Federal legislation introduced last week requiring online retailers to collect state sales tax is getting mixed reviews from within the industry.
The Marketplace Fairness Act, an amended version of legislation introduced three months ago, this time is taking on a bipartisan flavor, with some Republicans signing onto the bill sponsored by Sen. Dick Durbin, D-Ill.
The bill would allow states with a sales tax to collect the revenue from online retailers, even if the retailer does not have a physical presences in the state. A Supreme Court decision currently bans such collections.

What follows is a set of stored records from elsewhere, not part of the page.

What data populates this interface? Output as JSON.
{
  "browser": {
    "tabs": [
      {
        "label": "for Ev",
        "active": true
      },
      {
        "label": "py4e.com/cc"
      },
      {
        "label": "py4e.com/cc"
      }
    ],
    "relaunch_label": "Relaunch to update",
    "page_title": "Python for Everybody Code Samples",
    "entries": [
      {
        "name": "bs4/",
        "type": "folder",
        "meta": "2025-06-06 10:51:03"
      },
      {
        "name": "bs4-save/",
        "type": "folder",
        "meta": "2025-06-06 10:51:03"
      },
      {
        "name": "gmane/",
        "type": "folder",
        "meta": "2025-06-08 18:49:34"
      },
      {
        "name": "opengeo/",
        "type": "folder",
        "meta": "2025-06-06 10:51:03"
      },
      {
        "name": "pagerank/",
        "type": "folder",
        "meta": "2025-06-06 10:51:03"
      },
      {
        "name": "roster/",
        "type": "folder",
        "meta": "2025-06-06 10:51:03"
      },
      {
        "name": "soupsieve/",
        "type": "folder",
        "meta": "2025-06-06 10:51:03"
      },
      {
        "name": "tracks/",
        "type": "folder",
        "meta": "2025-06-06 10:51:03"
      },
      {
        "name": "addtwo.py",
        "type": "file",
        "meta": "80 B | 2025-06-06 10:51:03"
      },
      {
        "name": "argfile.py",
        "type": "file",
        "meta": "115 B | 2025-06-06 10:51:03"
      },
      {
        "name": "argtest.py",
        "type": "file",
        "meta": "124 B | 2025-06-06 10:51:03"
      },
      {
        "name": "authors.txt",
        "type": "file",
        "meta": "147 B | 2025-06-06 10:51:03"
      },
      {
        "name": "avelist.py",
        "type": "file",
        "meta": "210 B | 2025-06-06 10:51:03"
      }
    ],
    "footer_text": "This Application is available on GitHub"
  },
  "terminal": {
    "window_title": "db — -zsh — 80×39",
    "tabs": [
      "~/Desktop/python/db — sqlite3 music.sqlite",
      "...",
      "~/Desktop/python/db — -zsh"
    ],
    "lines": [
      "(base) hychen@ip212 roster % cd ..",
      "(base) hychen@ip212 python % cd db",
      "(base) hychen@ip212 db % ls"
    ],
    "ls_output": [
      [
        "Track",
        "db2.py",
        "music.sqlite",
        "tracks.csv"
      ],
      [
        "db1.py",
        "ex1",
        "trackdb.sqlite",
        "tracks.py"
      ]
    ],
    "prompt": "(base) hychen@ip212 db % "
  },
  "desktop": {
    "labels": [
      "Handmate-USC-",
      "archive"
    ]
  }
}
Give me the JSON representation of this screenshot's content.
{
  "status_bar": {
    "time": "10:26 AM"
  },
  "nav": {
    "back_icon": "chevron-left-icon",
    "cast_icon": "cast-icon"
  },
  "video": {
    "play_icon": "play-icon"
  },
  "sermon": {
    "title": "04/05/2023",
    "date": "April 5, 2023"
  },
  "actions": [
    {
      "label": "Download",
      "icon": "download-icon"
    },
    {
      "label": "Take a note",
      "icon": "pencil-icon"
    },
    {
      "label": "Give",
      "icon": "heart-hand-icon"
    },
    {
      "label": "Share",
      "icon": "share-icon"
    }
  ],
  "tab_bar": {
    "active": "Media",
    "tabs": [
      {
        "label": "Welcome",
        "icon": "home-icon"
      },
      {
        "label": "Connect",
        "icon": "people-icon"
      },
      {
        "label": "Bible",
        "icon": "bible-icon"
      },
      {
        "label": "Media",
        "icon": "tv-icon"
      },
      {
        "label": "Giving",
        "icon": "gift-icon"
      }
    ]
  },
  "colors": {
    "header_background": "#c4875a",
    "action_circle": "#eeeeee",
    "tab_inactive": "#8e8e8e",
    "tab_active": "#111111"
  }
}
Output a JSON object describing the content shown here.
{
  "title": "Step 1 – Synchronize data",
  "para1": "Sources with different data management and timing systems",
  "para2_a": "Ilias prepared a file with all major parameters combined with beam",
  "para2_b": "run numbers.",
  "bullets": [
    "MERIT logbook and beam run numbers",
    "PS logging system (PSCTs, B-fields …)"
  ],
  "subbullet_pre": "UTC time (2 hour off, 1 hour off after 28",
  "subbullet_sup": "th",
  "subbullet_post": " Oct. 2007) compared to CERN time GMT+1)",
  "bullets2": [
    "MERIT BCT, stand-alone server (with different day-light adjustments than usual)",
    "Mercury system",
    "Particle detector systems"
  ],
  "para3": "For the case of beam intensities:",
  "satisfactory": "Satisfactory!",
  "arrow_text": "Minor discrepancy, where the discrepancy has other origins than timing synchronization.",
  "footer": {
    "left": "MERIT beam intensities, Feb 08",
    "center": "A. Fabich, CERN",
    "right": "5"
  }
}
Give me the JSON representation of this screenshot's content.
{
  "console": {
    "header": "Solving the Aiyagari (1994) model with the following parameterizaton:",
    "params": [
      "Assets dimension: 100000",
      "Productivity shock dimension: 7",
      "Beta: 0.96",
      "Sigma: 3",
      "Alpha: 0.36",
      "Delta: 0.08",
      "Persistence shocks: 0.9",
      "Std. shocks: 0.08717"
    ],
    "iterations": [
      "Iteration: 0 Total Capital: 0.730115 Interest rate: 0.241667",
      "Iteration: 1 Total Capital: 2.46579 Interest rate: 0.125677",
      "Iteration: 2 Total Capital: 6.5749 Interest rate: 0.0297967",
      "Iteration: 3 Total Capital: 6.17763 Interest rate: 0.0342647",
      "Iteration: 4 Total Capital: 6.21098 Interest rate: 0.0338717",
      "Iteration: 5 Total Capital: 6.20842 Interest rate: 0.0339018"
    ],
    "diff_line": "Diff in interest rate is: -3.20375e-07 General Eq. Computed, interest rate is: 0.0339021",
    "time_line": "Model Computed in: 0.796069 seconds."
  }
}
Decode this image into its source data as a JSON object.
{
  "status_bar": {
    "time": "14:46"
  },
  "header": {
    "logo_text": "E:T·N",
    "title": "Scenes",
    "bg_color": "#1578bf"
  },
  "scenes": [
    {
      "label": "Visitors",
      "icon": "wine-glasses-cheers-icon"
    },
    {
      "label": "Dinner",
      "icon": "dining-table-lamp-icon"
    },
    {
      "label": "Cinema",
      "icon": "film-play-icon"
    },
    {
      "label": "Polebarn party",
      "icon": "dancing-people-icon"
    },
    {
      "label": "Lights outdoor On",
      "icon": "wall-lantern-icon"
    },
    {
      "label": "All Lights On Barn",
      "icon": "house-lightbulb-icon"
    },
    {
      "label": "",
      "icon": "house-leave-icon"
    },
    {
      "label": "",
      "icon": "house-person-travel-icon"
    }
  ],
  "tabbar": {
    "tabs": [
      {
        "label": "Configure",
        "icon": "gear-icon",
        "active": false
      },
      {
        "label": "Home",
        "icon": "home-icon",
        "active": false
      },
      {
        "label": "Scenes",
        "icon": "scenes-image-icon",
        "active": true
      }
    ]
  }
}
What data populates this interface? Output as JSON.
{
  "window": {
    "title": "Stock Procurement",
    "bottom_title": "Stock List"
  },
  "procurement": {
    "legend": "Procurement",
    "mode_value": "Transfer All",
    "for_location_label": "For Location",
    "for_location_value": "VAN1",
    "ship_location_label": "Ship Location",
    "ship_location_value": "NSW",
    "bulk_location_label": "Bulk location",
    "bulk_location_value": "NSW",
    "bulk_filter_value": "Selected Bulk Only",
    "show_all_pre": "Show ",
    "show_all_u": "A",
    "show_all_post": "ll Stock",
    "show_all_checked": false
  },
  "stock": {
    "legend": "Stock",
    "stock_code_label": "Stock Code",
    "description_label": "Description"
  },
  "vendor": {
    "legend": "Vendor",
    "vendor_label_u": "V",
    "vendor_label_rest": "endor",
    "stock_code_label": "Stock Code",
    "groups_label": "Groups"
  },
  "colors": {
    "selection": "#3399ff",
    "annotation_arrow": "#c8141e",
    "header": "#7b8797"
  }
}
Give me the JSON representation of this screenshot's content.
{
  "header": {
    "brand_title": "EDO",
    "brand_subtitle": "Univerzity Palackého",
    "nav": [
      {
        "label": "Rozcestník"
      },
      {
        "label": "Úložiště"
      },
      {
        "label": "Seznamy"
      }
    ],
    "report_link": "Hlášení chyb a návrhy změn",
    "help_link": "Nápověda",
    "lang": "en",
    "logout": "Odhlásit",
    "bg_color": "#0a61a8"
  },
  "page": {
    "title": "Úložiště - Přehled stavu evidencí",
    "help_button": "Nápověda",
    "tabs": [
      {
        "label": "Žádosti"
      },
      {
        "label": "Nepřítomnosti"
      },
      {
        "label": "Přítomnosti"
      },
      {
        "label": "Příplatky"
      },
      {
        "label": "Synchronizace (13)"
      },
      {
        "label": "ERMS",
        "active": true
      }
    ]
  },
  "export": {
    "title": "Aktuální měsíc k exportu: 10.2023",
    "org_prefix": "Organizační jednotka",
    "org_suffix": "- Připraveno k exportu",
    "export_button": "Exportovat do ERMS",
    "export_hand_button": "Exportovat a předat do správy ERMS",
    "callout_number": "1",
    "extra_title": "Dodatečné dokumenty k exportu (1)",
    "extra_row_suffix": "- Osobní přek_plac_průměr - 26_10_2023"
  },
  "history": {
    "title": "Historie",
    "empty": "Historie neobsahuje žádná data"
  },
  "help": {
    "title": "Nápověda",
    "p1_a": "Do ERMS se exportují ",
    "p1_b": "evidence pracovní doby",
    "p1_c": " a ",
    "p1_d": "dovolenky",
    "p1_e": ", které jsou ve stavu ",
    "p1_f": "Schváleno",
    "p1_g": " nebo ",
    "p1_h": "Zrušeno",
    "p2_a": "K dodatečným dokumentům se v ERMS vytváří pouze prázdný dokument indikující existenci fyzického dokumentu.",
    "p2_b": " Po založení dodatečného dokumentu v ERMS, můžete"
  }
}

The intent of Durbin’s legislation is to supercede two Supreme Court decisions requiring Internet retailers to collect sales taxes for the individual states only if that retailer has a physical presences in the form of a store, warehouse or shipping facility in that state.
Unlike previous legislation, this newest bill exempts small online vendors with less than $500,000 in gross sales annually from collecting the taxes.
GOP co-sponsors including Sens. Lamar Alexander of Tennessee and Mike Enzi of Wyoming.
Amazon.com, the Internet sales giant which collects sales tax in only five of the 45 states that levy sales tax, said it supports the legislation.
In a statement Paul Misener, Amazon vice president for global public policy, called the new legislation a win-win resolution.
“Amazon strongly supports enactment of the Enzi-Durbin-Alexander bill and will work with Congress, retailers and the states to get this bipartisan legislation passed,” Misener said.
Officials of the Internet auction site eBay are opposed to the Durbin bill and describes the small business threshold as too low.
“This is another Internet sales tax bill that fails to protect small business retailers using the Internet and will unbalance the playing field between the giant retailers and small business competitors,” Tod Cohen, eBay vice president for government relations and deputy general counsel at eBay said in a statement.